▶ Task input:
—————

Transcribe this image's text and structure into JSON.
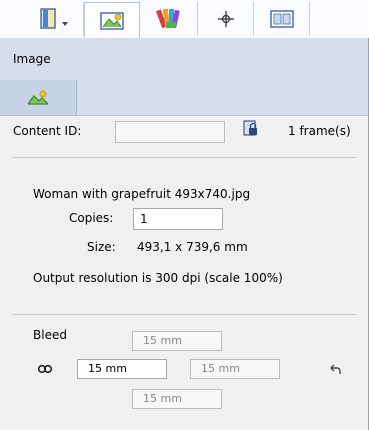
{
  "toolbar": {
    "icons": [
      "document-dropdown-icon",
      "image-icon",
      "swatches-icon",
      "registration-mark-icon",
      "layout-icon"
    ],
    "selected": "image-icon"
  },
  "section": {
    "title": "Image",
    "subtab_icon": "image-icon"
  },
  "content": {
    "id_label": "Content ID:",
    "id_value": "",
    "lock_icon": "lock-icon",
    "frames": "1 frame(s)"
  },
  "file": {
    "name": "Woman with grapefruit 493x740.jpg",
    "copies_label": "Copies:",
    "copies_value": "1",
    "size_label": "Size:",
    "size_value": "493,1 x 739,6 mm",
    "resolution": "Output resolution is 300 dpi (scale 100%)"
  },
  "bleed": {
    "label": "Bleed",
    "top": "15 mm",
    "left": "15 mm",
    "right": "15 mm",
    "bottom": "15 mm",
    "link_icon": "link-icon",
    "reset_icon": "undo-icon"
  },
  "colors": {
    "toolbar_bg": "#fafcff",
    "header_bg": "#d6deea",
    "panel_bg": "#f0f0f0"
  }
}
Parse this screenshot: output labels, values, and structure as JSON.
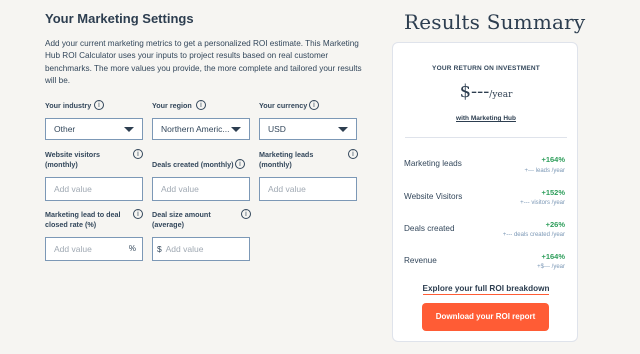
{
  "settings": {
    "title": "Your Marketing Settings",
    "description": "Add your current marketing metrics to get a personalized ROI estimate. This Marketing Hub ROI Calculator uses your inputs to project results based on real customer benchmarks. The more values you provide, the more complete and tailored your results will be."
  },
  "fields": {
    "industry": {
      "label": "Your industry",
      "value": "Other"
    },
    "region": {
      "label": "Your region",
      "value": "Northern Americ..."
    },
    "currency": {
      "label": "Your currency",
      "value": "USD"
    },
    "visitors": {
      "label_line1": "Website visitors",
      "label_line2": "(monthly)",
      "placeholder": "Add value"
    },
    "deals": {
      "label": "Deals created (monthly)",
      "placeholder": "Add value"
    },
    "leads": {
      "label_line1": "Marketing leads",
      "label_line2": "(monthly)",
      "placeholder": "Add value"
    },
    "close_rate": {
      "label_line1": "Marketing lead to deal",
      "label_line2": "closed rate (%)",
      "placeholder": "Add value",
      "suffix": "%"
    },
    "deal_size": {
      "label_line1": "Deal size amount",
      "label_line2": "(average)",
      "prefix": "$",
      "placeholder": "Add value"
    }
  },
  "summary": {
    "title": "Results Summary",
    "roi_label": "YOUR RETURN ON INVESTMENT",
    "roi_value": "$---",
    "roi_unit": "/year",
    "roi_sub": "with Marketing Hub",
    "metrics": [
      {
        "name": "Marketing leads",
        "pct": "+164%",
        "sub": "+--- leads /year"
      },
      {
        "name": "Website Visitors",
        "pct": "+152%",
        "sub": "+--- visitors /year"
      },
      {
        "name": "Deals created",
        "pct": "+26%",
        "sub": "+--- deals created /year"
      },
      {
        "name": "Revenue",
        "pct": "+164%",
        "sub": "+$--- /year"
      }
    ],
    "explore_link": "Explore your full ROI breakdown",
    "download_button": "Download your ROI report"
  },
  "icons": {
    "info": "info-icon",
    "caret": "chevron-down-icon"
  },
  "colors": {
    "accent": "#ff5c35",
    "positive": "#2e9e5b",
    "text": "#2d3e50"
  }
}
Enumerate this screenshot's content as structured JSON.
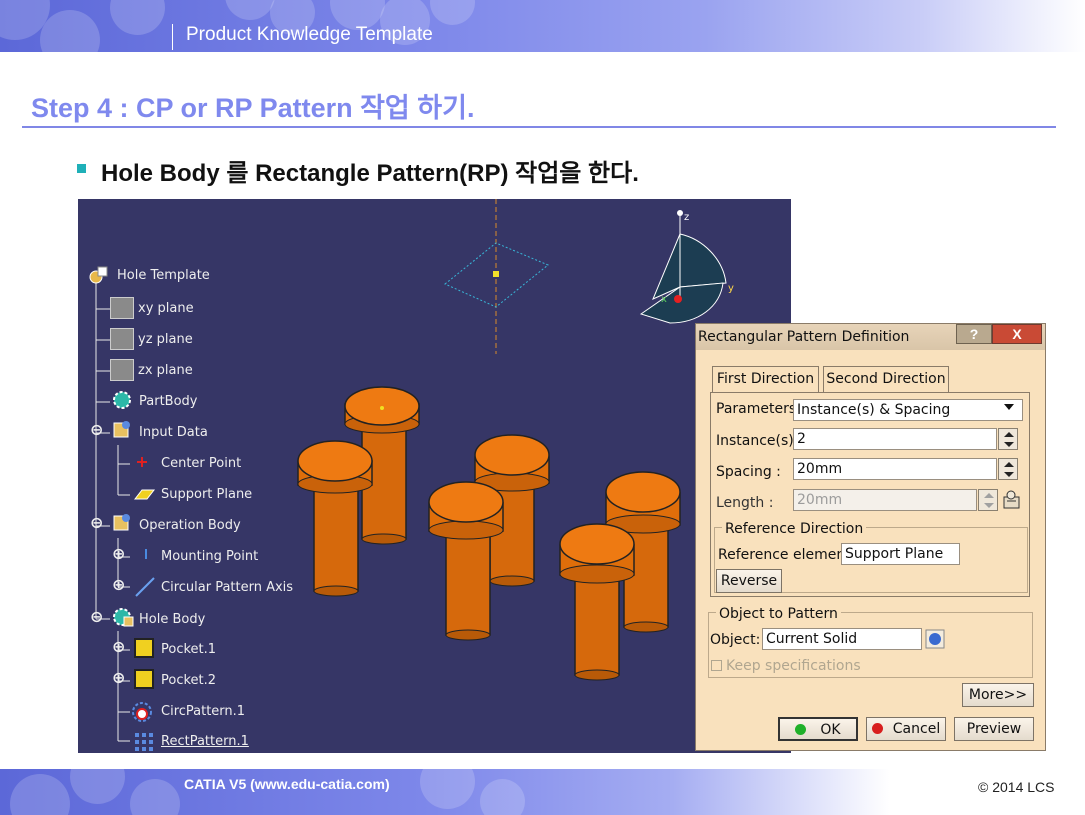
{
  "header": {
    "band_title": "Product Knowledge Template",
    "step_title": "Step 4 : CP or RP Pattern 작업 하기.",
    "bullet": "Hole Body 를 Rectangle Pattern(RP) 작업을 한다."
  },
  "tree": {
    "root": "Hole Template",
    "items": [
      {
        "label": "xy plane",
        "icon": "plane-icon"
      },
      {
        "label": "yz plane",
        "icon": "plane-icon"
      },
      {
        "label": "zx plane",
        "icon": "plane-icon"
      },
      {
        "label": "PartBody",
        "icon": "body-icon"
      },
      {
        "label": "Input Data",
        "icon": "geometrical-set-icon"
      },
      {
        "label": "Center Point",
        "icon": "point-icon"
      },
      {
        "label": "Support Plane",
        "icon": "plane-icon"
      },
      {
        "label": "Operation Body",
        "icon": "geometrical-set-icon"
      },
      {
        "label": "Mounting Point",
        "icon": "point-icon"
      },
      {
        "label": "Circular Pattern Axis",
        "icon": "line-icon"
      },
      {
        "label": "Hole Body",
        "icon": "body-icon"
      },
      {
        "label": "Pocket.1",
        "icon": "pocket-icon"
      },
      {
        "label": "Pocket.2",
        "icon": "pocket-icon"
      },
      {
        "label": "CircPattern.1",
        "icon": "circular-pattern-icon"
      },
      {
        "label": "RectPattern.1",
        "icon": "rectangular-pattern-icon"
      }
    ]
  },
  "compass": {
    "z": "z",
    "x": "x",
    "y": "y"
  },
  "dialog": {
    "title": "Rectangular Pattern Definition",
    "help": "?",
    "close": "X",
    "tabs": [
      "First Direction",
      "Second Direction"
    ],
    "parameters_label": "Parameters:",
    "parameters_value": "Instance(s) & Spacing",
    "instances_label": "Instance(s) :",
    "instances_value": "2",
    "spacing_label": "Spacing :",
    "spacing_value": "20mm",
    "length_label": "Length :",
    "length_value": "20mm",
    "ref_group": "Reference Direction",
    "ref_element_label": "Reference element:",
    "ref_element_value": "Support Plane",
    "reverse": "Reverse",
    "object_group": "Object to Pattern",
    "object_label": "Object:",
    "object_value": "Current Solid",
    "keep_spec": "Keep specifications",
    "more": "More>>",
    "ok": "OK",
    "cancel": "Cancel",
    "preview": "Preview"
  },
  "footer": {
    "left": "CATIA V5 (www.edu-catia.com)",
    "right": "© 2014 LCS"
  },
  "colors": {
    "accent": "#7f89ee",
    "viewport_bg": "#363666",
    "cylinder": "#e8770e",
    "dialog_bg": "#f9e1bd"
  }
}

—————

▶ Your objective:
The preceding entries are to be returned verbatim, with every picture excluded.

▶ Response to the exercise:
Transcribe this image's text and structure into JSON.
{
  "toolbar": {
    "icons": [
      "document-dropdown-icon",
      "image-icon",
      "swatches-icon",
      "registration-mark-icon",
      "layout-icon"
    ],
    "selected": "image-icon"
  },
  "section": {
    "title": "Image",
    "subtab_icon": "image-icon"
  },
  "content": {
    "id_label": "Content ID:",
    "id_value": "",
    "lock_icon": "lock-icon",
    "frames": "1 frame(s)"
  },
  "file": {
    "name": "Woman with grapefruit 493x740.jpg",
    "copies_label": "Copies:",
    "copies_value": "1",
    "size_label": "Size:",
    "size_value": "493,1 x 739,6 mm",
    "resolution": "Output resolution is 300 dpi (scale 100%)"
  },
  "bleed": {
    "label": "Bleed",
    "top": "15 mm",
    "left": "15 mm",
    "right": "15 mm",
    "bottom": "15 mm",
    "link_icon": "link-icon",
    "reset_icon": "undo-icon"
  },
  "colors": {
    "toolbar_bg": "#fafcff",
    "header_bg": "#d6deea",
    "panel_bg": "#f0f0f0"
  }
}
Parse this screenshot: output labels, values, and structure as JSON.
{
  "settings": {
    "title": "Your Marketing Settings",
    "description": "Add your current marketing metrics to get a personalized ROI estimate. This Marketing Hub ROI Calculator uses your inputs to project results based on real customer benchmarks. The more values you provide, the more complete and tailored your results will be."
  },
  "fields": {
    "industry": {
      "label": "Your industry",
      "value": "Other"
    },
    "region": {
      "label": "Your region",
      "value": "Northern Americ..."
    },
    "currency": {
      "label": "Your currency",
      "value": "USD"
    },
    "visitors": {
      "label_line1": "Website visitors",
      "label_line2": "(monthly)",
      "placeholder": "Add value"
    },
    "deals": {
      "label": "Deals created (monthly)",
      "placeholder": "Add value"
    },
    "leads": {
      "label_line1": "Marketing leads",
      "label_line2": "(monthly)",
      "placeholder": "Add value"
    },
    "close_rate": {
      "label_line1": "Marketing lead to deal",
      "label_line2": "closed rate (%)",
      "placeholder": "Add value",
      "suffix": "%"
    },
    "deal_size": {
      "label_line1": "Deal size amount",
      "label_line2": "(average)",
      "prefix": "$",
      "placeholder": "Add value"
    }
  },
  "summary": {
    "title": "Results Summary",
    "roi_label": "YOUR RETURN ON INVESTMENT",
    "roi_value": "$---",
    "roi_unit": "/year",
    "roi_sub": "with Marketing Hub",
    "metrics": [
      {
        "name": "Marketing leads",
        "pct": "+164%",
        "sub": "+--- leads /year"
      },
      {
        "name": "Website Visitors",
        "pct": "+152%",
        "sub": "+--- visitors /year"
      },
      {
        "name": "Deals created",
        "pct": "+26%",
        "sub": "+--- deals created /year"
      },
      {
        "name": "Revenue",
        "pct": "+164%",
        "sub": "+$--- /year"
      }
    ],
    "explore_link": "Explore your full ROI breakdown",
    "download_button": "Download your ROI report"
  },
  "icons": {
    "info": "info-icon",
    "caret": "chevron-down-icon"
  },
  "colors": {
    "accent": "#ff5c35",
    "positive": "#2e9e5b",
    "text": "#2d3e50"
  }
}
Enumerate this screenshot's content as structured JSON.
{
  "header": {
    "band_title": "Product Knowledge Template",
    "step_title": "Step 4 : CP or RP Pattern 작업 하기.",
    "bullet": "Hole Body 를 Rectangle Pattern(RP) 작업을 한다."
  },
  "tree": {
    "root": "Hole Template",
    "items": [
      {
        "label": "xy plane",
        "icon": "plane-icon"
      },
      {
        "label": "yz plane",
        "icon": "plane-icon"
      },
      {
        "label": "zx plane",
        "icon": "plane-icon"
      },
      {
        "label": "PartBody",
        "icon": "body-icon"
      },
      {
        "label": "Input Data",
        "icon": "geometrical-set-icon"
      },
      {
        "label": "Center Point",
        "icon": "point-icon"
      },
      {
        "label": "Support Plane",
        "icon": "plane-icon"
      },
      {
        "label": "Operation Body",
        "icon": "geometrical-set-icon"
      },
      {
        "label": "Mounting Point",
        "icon": "point-icon"
      },
      {
        "label": "Circular Pattern Axis",
        "icon": "line-icon"
      },
      {
        "label": "Hole Body",
        "icon": "body-icon"
      },
      {
        "label": "Pocket.1",
        "icon": "pocket-icon"
      },
      {
        "label": "Pocket.2",
        "icon": "pocket-icon"
      },
      {
        "label": "CircPattern.1",
        "icon": "circular-pattern-icon"
      },
      {
        "label": "RectPattern.1",
        "icon": "rectangular-pattern-icon"
      }
    ]
  },
  "compass": {
    "z": "z",
    "x": "x",
    "y": "y"
  },
  "dialog": {
    "title": "Rectangular Pattern Definition",
    "help": "?",
    "close": "X",
    "tabs": [
      "First Direction",
      "Second Direction"
    ],
    "parameters_label": "Parameters:",
    "parameters_value": "Instance(s) & Spacing",
    "instances_label": "Instance(s) :",
    "instances_value": "2",
    "spacing_label": "Spacing :",
    "spacing_value": "20mm",
    "length_label": "Length :",
    "length_value": "20mm",
    "ref_group": "Reference Direction",
    "ref_element_label": "Reference element:",
    "ref_element_value": "Support Plane",
    "reverse": "Reverse",
    "object_group": "Object to Pattern",
    "object_label": "Object:",
    "object_value": "Current Solid",
    "keep_spec": "Keep specifications",
    "more": "More>>",
    "ok": "OK",
    "cancel": "Cancel",
    "preview": "Preview"
  },
  "footer": {
    "left": "CATIA V5 (www.edu-catia.com)",
    "right": "© 2014 LCS"
  },
  "colors": {
    "accent": "#7f89ee",
    "viewport_bg": "#363666",
    "cylinder": "#e8770e",
    "dialog_bg": "#f9e1bd"
  }
}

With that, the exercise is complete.